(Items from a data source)
⁂
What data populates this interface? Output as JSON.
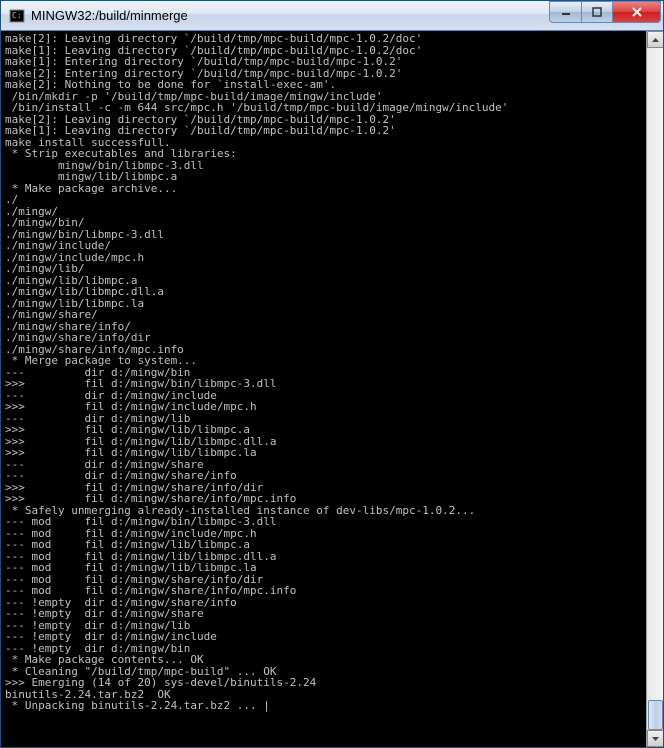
{
  "window": {
    "title": "MINGW32:/build/minmerge"
  },
  "terminal": {
    "lines": [
      "make[2]: Leaving directory `/build/tmp/mpc-build/mpc-1.0.2/doc'",
      "make[1]: Leaving directory `/build/tmp/mpc-build/mpc-1.0.2/doc'",
      "make[1]: Entering directory `/build/tmp/mpc-build/mpc-1.0.2'",
      "make[2]: Entering directory `/build/tmp/mpc-build/mpc-1.0.2'",
      "make[2]: Nothing to be done for `install-exec-am'.",
      " /bin/mkdir -p '/build/tmp/mpc-build/image/mingw/include'",
      " /bin/install -c -m 644 src/mpc.h '/build/tmp/mpc-build/image/mingw/include'",
      "make[2]: Leaving directory `/build/tmp/mpc-build/mpc-1.0.2'",
      "make[1]: Leaving directory `/build/tmp/mpc-build/mpc-1.0.2'",
      "make install successfull.",
      " * Strip executables and libraries:",
      "        mingw/bin/libmpc-3.dll",
      "        mingw/lib/libmpc.a",
      " * Make package archive...",
      "./",
      "./mingw/",
      "./mingw/bin/",
      "./mingw/bin/libmpc-3.dll",
      "./mingw/include/",
      "./mingw/include/mpc.h",
      "./mingw/lib/",
      "./mingw/lib/libmpc.a",
      "./mingw/lib/libmpc.dll.a",
      "./mingw/lib/libmpc.la",
      "./mingw/share/",
      "./mingw/share/info/",
      "./mingw/share/info/dir",
      "./mingw/share/info/mpc.info",
      " * Merge package to system...",
      "---         dir d:/mingw/bin",
      ">>>         fil d:/mingw/bin/libmpc-3.dll",
      "---         dir d:/mingw/include",
      ">>>         fil d:/mingw/include/mpc.h",
      "---         dir d:/mingw/lib",
      ">>>         fil d:/mingw/lib/libmpc.a",
      ">>>         fil d:/mingw/lib/libmpc.dll.a",
      ">>>         fil d:/mingw/lib/libmpc.la",
      "---         dir d:/mingw/share",
      "---         dir d:/mingw/share/info",
      ">>>         fil d:/mingw/share/info/dir",
      ">>>         fil d:/mingw/share/info/mpc.info",
      " * Safely unmerging already-installed instance of dev-libs/mpc-1.0.2...",
      "--- mod     fil d:/mingw/bin/libmpc-3.dll",
      "--- mod     fil d:/mingw/include/mpc.h",
      "--- mod     fil d:/mingw/lib/libmpc.a",
      "--- mod     fil d:/mingw/lib/libmpc.dll.a",
      "--- mod     fil d:/mingw/lib/libmpc.la",
      "--- mod     fil d:/mingw/share/info/dir",
      "--- mod     fil d:/mingw/share/info/mpc.info",
      "--- !empty  dir d:/mingw/share/info",
      "--- !empty  dir d:/mingw/share",
      "--- !empty  dir d:/mingw/lib",
      "--- !empty  dir d:/mingw/include",
      "--- !empty  dir d:/mingw/bin",
      " * Make package contents... OK",
      " * Cleaning \"/build/tmp/mpc-build\" ... OK",
      ">>> Emerging (14 of 20) sys-devel/binutils-2.24",
      "binutils-2.24.tar.bz2  OK",
      " * Unpacking binutils-2.24.tar.bz2 ... |"
    ]
  }
}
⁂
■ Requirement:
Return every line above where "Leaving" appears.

■ Reply to the task:
      "make[2]: Leaving directory `/build/tmp/mpc-build/mpc-1.0.2/doc'",
      "make[1]: Leaving directory `/build/tmp/mpc-build/mpc-1.0.2/doc'",
      "make[2]: Leaving directory `/build/tmp/mpc-build/mpc-1.0.2'",
      "make[1]: Leaving directory `/build/tmp/mpc-build/mpc-1.0.2'",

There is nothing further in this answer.